I gave that spider a week to die or move out of my car. My husband, Brett, vowed there’d been no spider sightings the week he drove the Jeep, so after a thorough inspection Monday morning, I eased carefully into the driver seat and took my chances. At every stoplight, I glanced around, double-checking for new webbage or other evidence, but as far as I could tell, the thing was gone.
After school that day I headed to Costco to re-stock for the next few days: two boys, ages 20 and 15, can eat surprising amounts of food. After compulsively scanning the car for new web activity at each stoplight, I reassured myself that my car was arachnid-free.
Until I stopped at the next light and had the distinct feeling that something was watching me. Knowing I shouldn’t (I mean, why does the movie character go looking in the basement when the scary music starts?), I turned my head to the right, and (cue the Psycho score), there he was. Looking right at me, posing in full view on the edge of the passenger door, right next to the lock.
Worried he’d jump into my purse, I grabbed my bag off the passenger seat. As I hugged it to me, he edged closer.
I panicked and rolled down the window, thinking he’d get the hint and take a hike, but he just disappeared into the gap between the window and the door. I rolled the window back up, hoping he’d at least stay there, but by the time I made the turn into the Costco parking lot and had the guts to look, there he was again, taunting me, menacing me.

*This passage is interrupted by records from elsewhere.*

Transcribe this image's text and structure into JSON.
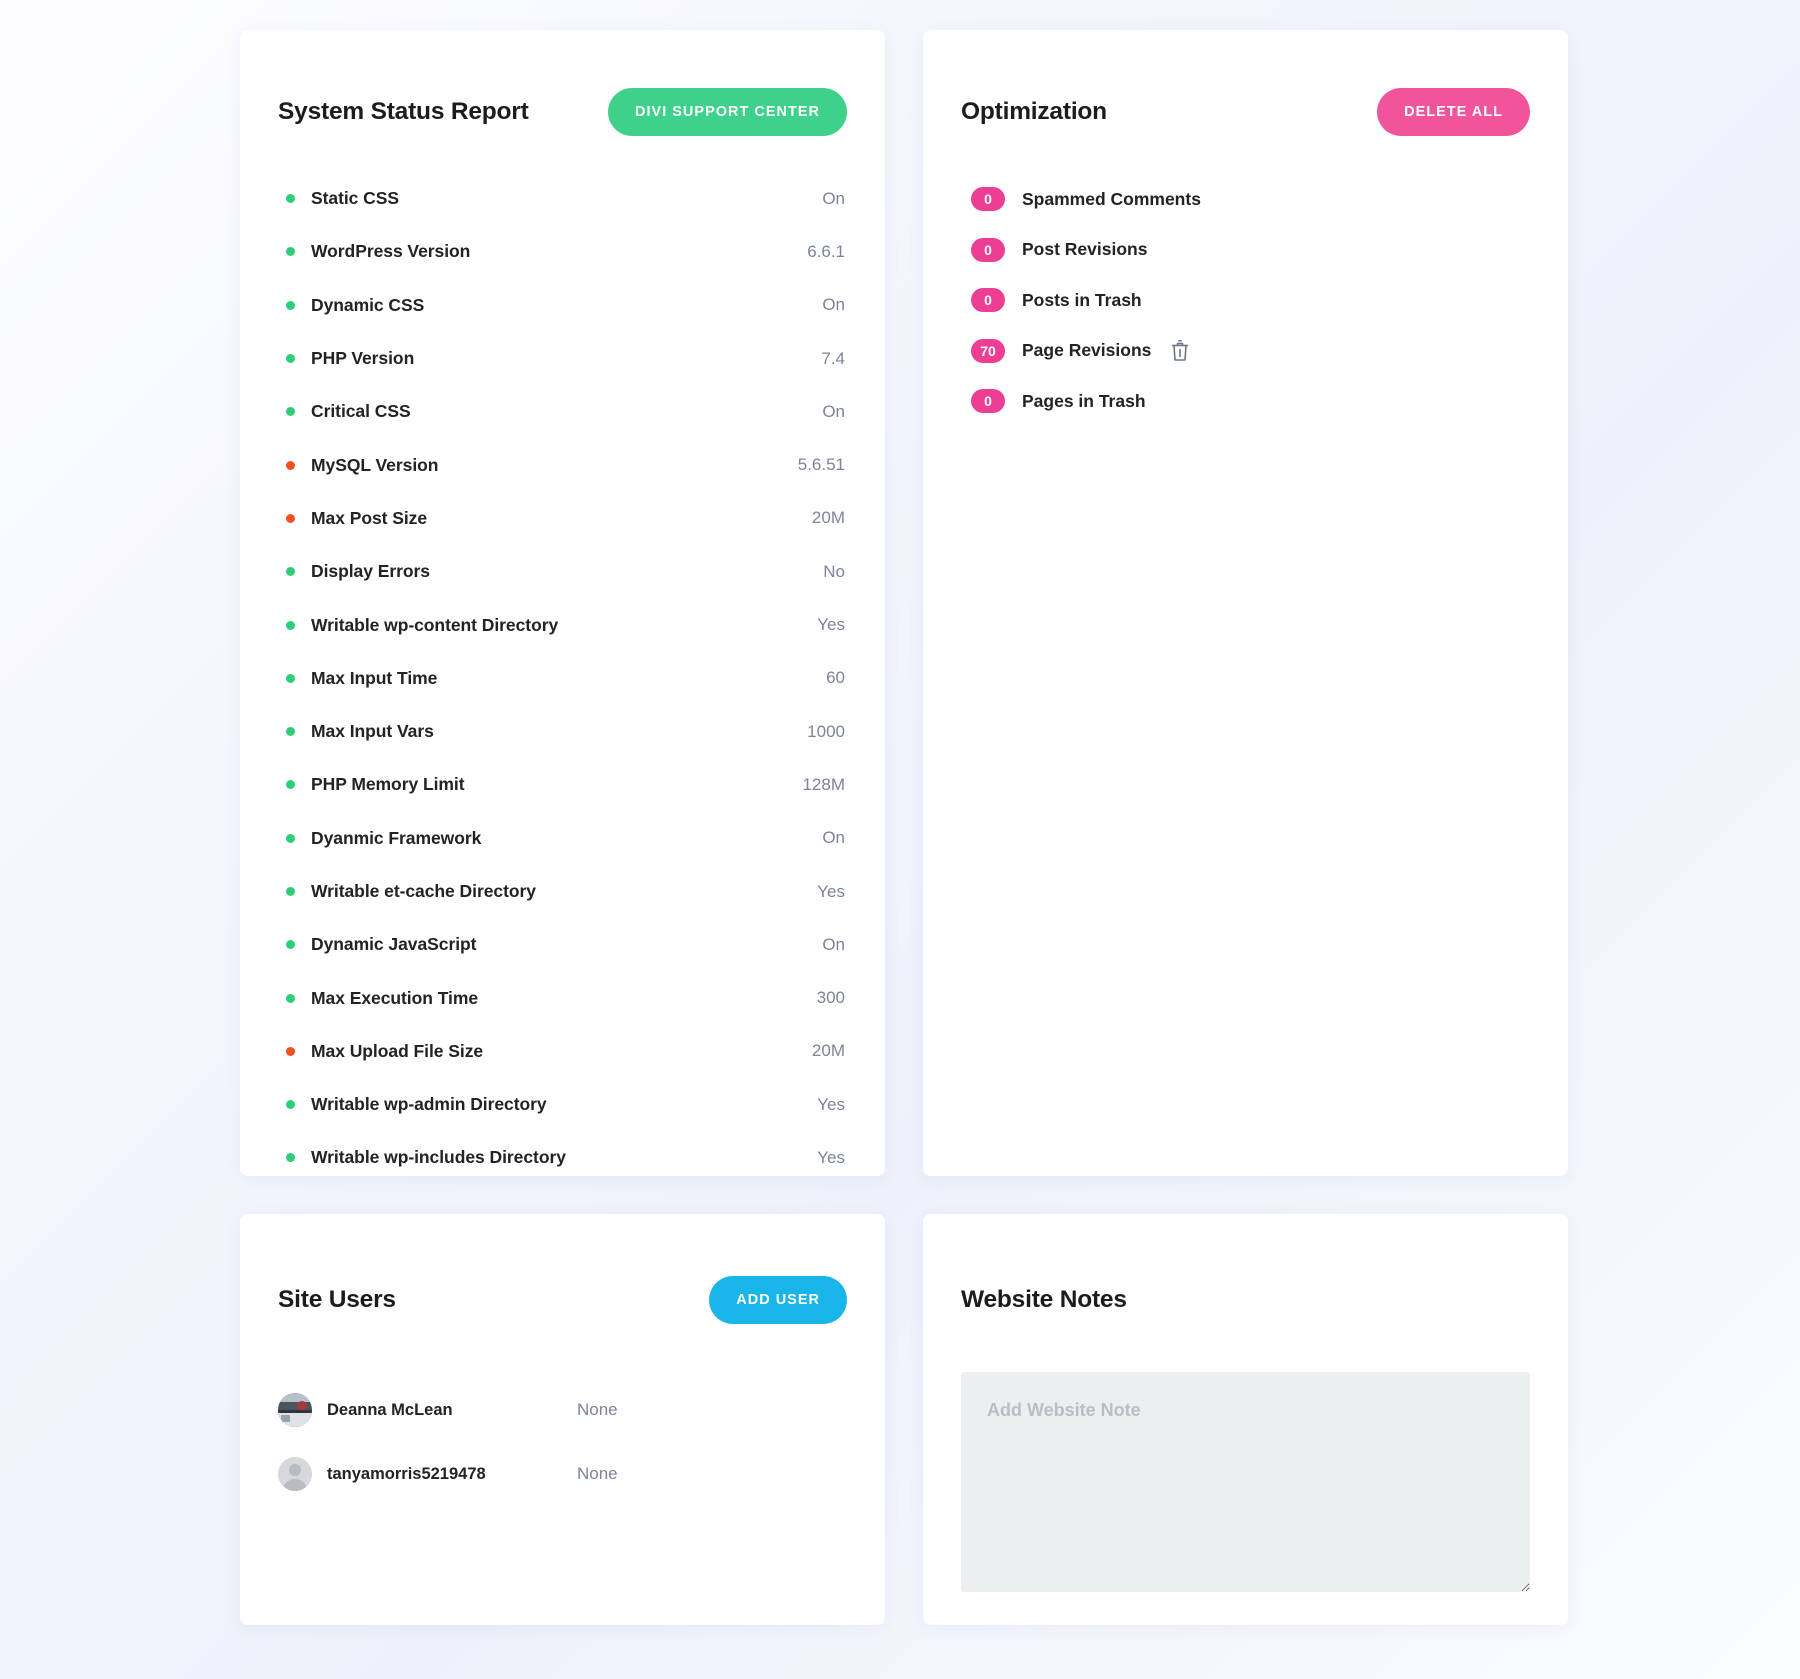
{
  "system_status": {
    "title": "System Status Report",
    "action_label": "DIVI SUPPORT CENTER",
    "accent": "#3ed18b",
    "rows": [
      {
        "label": "Static CSS",
        "value": "On",
        "state": "ok"
      },
      {
        "label": "WordPress Version",
        "value": "6.6.1",
        "state": "ok"
      },
      {
        "label": "Dynamic CSS",
        "value": "On",
        "state": "ok"
      },
      {
        "label": "PHP Version",
        "value": "7.4",
        "state": "ok"
      },
      {
        "label": "Critical CSS",
        "value": "On",
        "state": "ok"
      },
      {
        "label": "MySQL Version",
        "value": "5.6.51",
        "state": "warn"
      },
      {
        "label": "Max Post Size",
        "value": "20M",
        "state": "warn"
      },
      {
        "label": "Display Errors",
        "value": "No",
        "state": "ok"
      },
      {
        "label": "Writable wp-content Directory",
        "value": "Yes",
        "state": "ok"
      },
      {
        "label": "Max Input Time",
        "value": "60",
        "state": "ok"
      },
      {
        "label": "Max Input Vars",
        "value": "1000",
        "state": "ok"
      },
      {
        "label": "PHP Memory Limit",
        "value": "128M",
        "state": "ok"
      },
      {
        "label": "Dyanmic Framework",
        "value": "On",
        "state": "ok"
      },
      {
        "label": "Writable et-cache Directory",
        "value": "Yes",
        "state": "ok"
      },
      {
        "label": "Dynamic JavaScript",
        "value": "On",
        "state": "ok"
      },
      {
        "label": "Max Execution Time",
        "value": "300",
        "state": "ok"
      },
      {
        "label": "Max Upload File Size",
        "value": "20M",
        "state": "warn"
      },
      {
        "label": "Writable wp-admin Directory",
        "value": "Yes",
        "state": "ok"
      },
      {
        "label": "Writable wp-includes Directory",
        "value": "Yes",
        "state": "ok"
      }
    ]
  },
  "optimization": {
    "title": "Optimization",
    "action_label": "DELETE ALL",
    "accent": "#f2549c",
    "badge_color": "#ec3f94",
    "rows": [
      {
        "count": "0",
        "label": "Spammed Comments",
        "has_delete": false
      },
      {
        "count": "0",
        "label": "Post Revisions",
        "has_delete": false
      },
      {
        "count": "0",
        "label": "Posts in Trash",
        "has_delete": false
      },
      {
        "count": "70",
        "label": "Page Revisions",
        "has_delete": true
      },
      {
        "count": "0",
        "label": "Pages in Trash",
        "has_delete": false
      }
    ]
  },
  "site_users": {
    "title": "Site Users",
    "action_label": "ADD USER",
    "accent": "#18b6e8",
    "rows": [
      {
        "name": "Deanna McLean",
        "role": "None",
        "avatar": "photo-avatar"
      },
      {
        "name": "tanyamorris5219478",
        "role": "None",
        "avatar": "default-avatar"
      }
    ]
  },
  "website_notes": {
    "title": "Website Notes",
    "note_value": "",
    "note_placeholder": "Add Website Note"
  },
  "icons": {
    "trash": "trash-icon",
    "resize_handle": "resize-handle-icon"
  }
}
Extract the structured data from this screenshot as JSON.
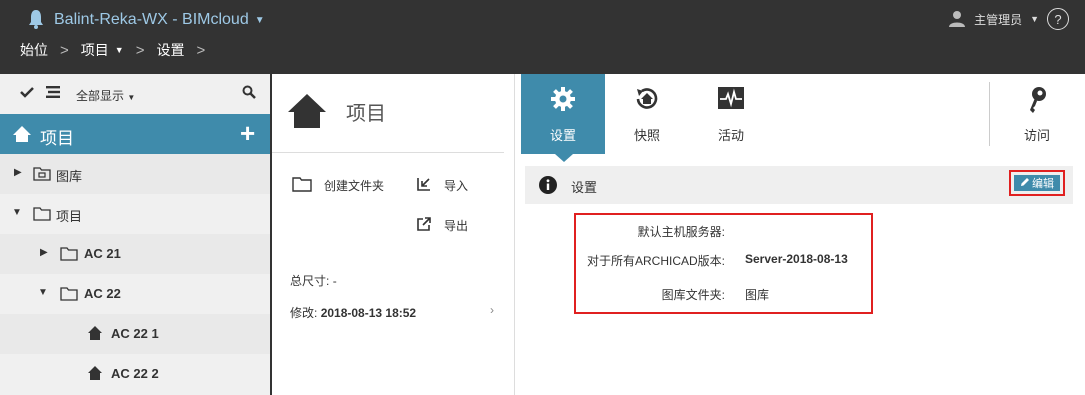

I parked as fast as I could, flipped on the speakerphone, and called Brett.
“You’ve got to meet me here and switch cars,” I yelped, without so much as a hello.
“The spider’s back! I can’t stand it! I need a new car!” I blubbered.
“Roll down the window,” Brett instructed calmly from his safe vantage point 15 miles away.
“It’s no good! He just escapes into the crevice every time I do that!” I pled.
“Then grab your shoe and kill him.”
“No! My shoe isn’t long enough–I’d have to get too close!”
Just then, the spider moved even closer.
Flinging my door open, I leapt out of the car, leaving the passenger window rolled down. People in the parking lot were staring, but I didn’t care. They probably thought I was yelling at myself because the phone was still in the car, still on speakerphone.
“Sue, just grab your shoe,” Brett was saying.
“No! It won’t work! He’ll dart back in! Just come get me!” I hollered back.
I knew I looked and sounded like a baby, or worse, like there was more than coffee in my cup, but I couldn’t help it. I knew where the spider was, back in the crevice, for now. But if I went inside to shop, when I came back to the car, I’d have no idea where he was. And I’d have to drive home, knowing he was somewhere in the car with me.
I whined some more gibberish into the phone, then heard a voice on the other side of the car.
“Ma’am? Are you okay?” A Costco employee, putting away shopping carts, leaned around the side of the car.
“No! I’ve got a spider in here, and I can’t get him out!”
“I’ll help you,” he offered.
“Really? Would you really do that?” I practically hugged him. Glancing at his name tag, I made note of the name I’d ask be given to my first grandchild: Sam. My new hero.
Sam got near the window and peered in. I feared the worst, worried he’d startle Spidey back into his hiding spot.
“You’re in a bad spot, buddy,” he crooned softly, reaching his hand right toward the creature. “Come on, buddy, it’s okay, don’t worry.”
My hero was a spider whisperer!
To my relief (and horror), the spider listened and started climbing up Sam’s outstretched hand.
“How can you stand that?” I blurted.
“I grew up in New Mexico,” my new best friend explained calmly. “I’m only afraid of Black Widows. Here you go, buddy, you’re okay now,” he said as he gently lowered his hand down to the asphalt and let the spider crawl away.
“Thank you, thank you, thank you!” I knew I was making a fool of myself. I mean, a grown woman who can’t kill a spider. Who refuses to drive her car because of an insect smaller than her big toe. Who calls for backup from the Costco parking lot.
It took a while for my heart to stop racing, but as I pushed my cart through the aisles, I tried to get some perspective. Was there some lesson in all this for me? Was the universe sending me a message? Did I need to sign up for Arachnid Exposure Therapy?
One thing I know for sure: I filled out a “How Are We Doing?” card at the Customer Service Desk, extolling the virtues of Sam and why he deserved a very large raise, effective immediately.
And one more thing I know for sure: my name is Sue, and I’m an arachnophobe.